## Work to be completed
Print every record below exactly as written.

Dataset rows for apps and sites
►

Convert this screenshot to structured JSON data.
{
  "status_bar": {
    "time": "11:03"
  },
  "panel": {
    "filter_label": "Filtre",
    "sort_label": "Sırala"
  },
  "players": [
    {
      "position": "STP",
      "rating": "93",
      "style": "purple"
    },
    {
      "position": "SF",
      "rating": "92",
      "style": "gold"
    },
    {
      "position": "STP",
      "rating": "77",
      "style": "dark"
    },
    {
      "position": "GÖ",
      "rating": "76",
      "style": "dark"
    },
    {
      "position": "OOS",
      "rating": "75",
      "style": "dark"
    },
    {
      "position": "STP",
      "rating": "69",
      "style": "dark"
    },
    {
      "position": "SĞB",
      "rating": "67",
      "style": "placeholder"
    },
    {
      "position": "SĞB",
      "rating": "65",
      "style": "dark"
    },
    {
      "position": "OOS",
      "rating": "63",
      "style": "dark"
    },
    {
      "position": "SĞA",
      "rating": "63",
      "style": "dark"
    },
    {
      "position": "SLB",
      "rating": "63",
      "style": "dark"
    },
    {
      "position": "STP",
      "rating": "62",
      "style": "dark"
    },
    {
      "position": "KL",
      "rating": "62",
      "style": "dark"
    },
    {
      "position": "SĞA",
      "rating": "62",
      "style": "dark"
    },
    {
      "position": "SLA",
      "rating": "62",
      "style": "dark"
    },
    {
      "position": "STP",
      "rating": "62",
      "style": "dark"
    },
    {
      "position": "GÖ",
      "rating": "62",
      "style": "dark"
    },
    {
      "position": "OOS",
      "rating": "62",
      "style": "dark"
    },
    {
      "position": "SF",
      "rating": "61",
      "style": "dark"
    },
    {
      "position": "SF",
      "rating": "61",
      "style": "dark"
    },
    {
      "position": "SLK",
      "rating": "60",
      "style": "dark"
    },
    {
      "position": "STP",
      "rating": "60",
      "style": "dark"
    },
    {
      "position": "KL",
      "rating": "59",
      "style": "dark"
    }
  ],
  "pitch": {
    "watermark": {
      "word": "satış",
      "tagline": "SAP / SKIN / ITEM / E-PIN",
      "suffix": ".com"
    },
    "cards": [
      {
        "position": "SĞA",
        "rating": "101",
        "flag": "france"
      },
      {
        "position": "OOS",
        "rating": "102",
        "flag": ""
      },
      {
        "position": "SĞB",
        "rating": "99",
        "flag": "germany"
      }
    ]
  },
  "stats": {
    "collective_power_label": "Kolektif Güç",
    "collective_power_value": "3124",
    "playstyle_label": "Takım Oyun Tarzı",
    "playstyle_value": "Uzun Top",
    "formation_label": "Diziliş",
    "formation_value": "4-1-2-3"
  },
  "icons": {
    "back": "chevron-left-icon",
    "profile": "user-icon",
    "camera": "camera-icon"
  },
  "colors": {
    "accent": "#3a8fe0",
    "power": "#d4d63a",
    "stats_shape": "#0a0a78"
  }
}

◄

## Your response
Convert this screenshot to structured JSON data.
{
  "status_bar": {
    "time": "11:03"
  },
  "panel": {
    "filter_label": "Filtre",
    "sort_label": "Sırala"
  },
  "players": [
    {
      "position": "STP",
      "rating": "93",
      "style": "purple"
    },
    {
      "position": "SF",
      "rating": "92",
      "style": "gold"
    },
    {
      "position": "STP",
      "rating": "77",
      "style": "dark"
    },
    {
      "position": "GÖ",
      "rating": "76",
      "style": "dark"
    },
    {
      "position": "OOS",
      "rating": "75",
      "style": "dark"
    },
    {
      "position": "STP",
      "rating": "69",
      "style": "dark"
    },
    {
      "position": "SĞB",
      "rating": "67",
      "style": "placeholder"
    },
    {
      "position": "SĞB",
      "rating": "65",
      "style": "dark"
    },
    {
      "position": "OOS",
      "rating": "63",
      "style": "dark"
    },
    {
      "position": "SĞA",
      "rating": "63",
      "style": "dark"
    },
    {
      "position": "SLB",
      "rating": "63",
      "style": "dark"
    },
    {
      "position": "STP",
      "rating": "62",
      "style": "dark"
    },
    {
      "position": "KL",
      "rating": "62",
      "style": "dark"
    },
    {
      "position": "SĞA",
      "rating": "62",
      "style": "dark"
    },
    {
      "position": "SLA",
      "rating": "62",
      "style": "dark"
    },
    {
      "position": "STP",
      "rating": "62",
      "style": "dark"
    },
    {
      "position": "GÖ",
      "rating": "62",
      "style": "dark"
    },
    {
      "position": "OOS",
      "rating": "62",
      "style": "dark"
    },
    {
      "position": "SF",
      "rating": "61",
      "style": "dark"
    },
    {
      "position": "SF",
      "rating": "61",
      "style": "dark"
    },
    {
      "position": "SLK",
      "rating": "60",
      "style": "dark"
    },
    {
      "position": "STP",
      "rating": "60",
      "style": "dark"
    },
    {
      "position": "KL",
      "rating": "59",
      "style": "dark"
    }
  ],
  "pitch": {
    "watermark": {
      "word": "satış",
      "tagline": "SAP / SKIN / ITEM / E-PIN",
      "suffix": ".com"
    },
    "cards": [
      {
        "position": "SĞA",
        "rating": "101",
        "flag": "france"
      },
      {
        "position": "OOS",
        "rating": "102",
        "flag": ""
      },
      {
        "position": "SĞB",
        "rating": "99",
        "flag": "germany"
      }
    ]
  },
  "stats": {
    "collective_power_label": "Kolektif Güç",
    "collective_power_value": "3124",
    "playstyle_label": "Takım Oyun Tarzı",
    "playstyle_value": "Uzun Top",
    "formation_label": "Diziliş",
    "formation_value": "4-1-2-3"
  },
  "icons": {
    "back": "chevron-left-icon",
    "profile": "user-icon",
    "camera": "camera-icon"
  },
  "colors": {
    "accent": "#3a8fe0",
    "power": "#d4d63a",
    "stats_shape": "#0a0a78"
  }
}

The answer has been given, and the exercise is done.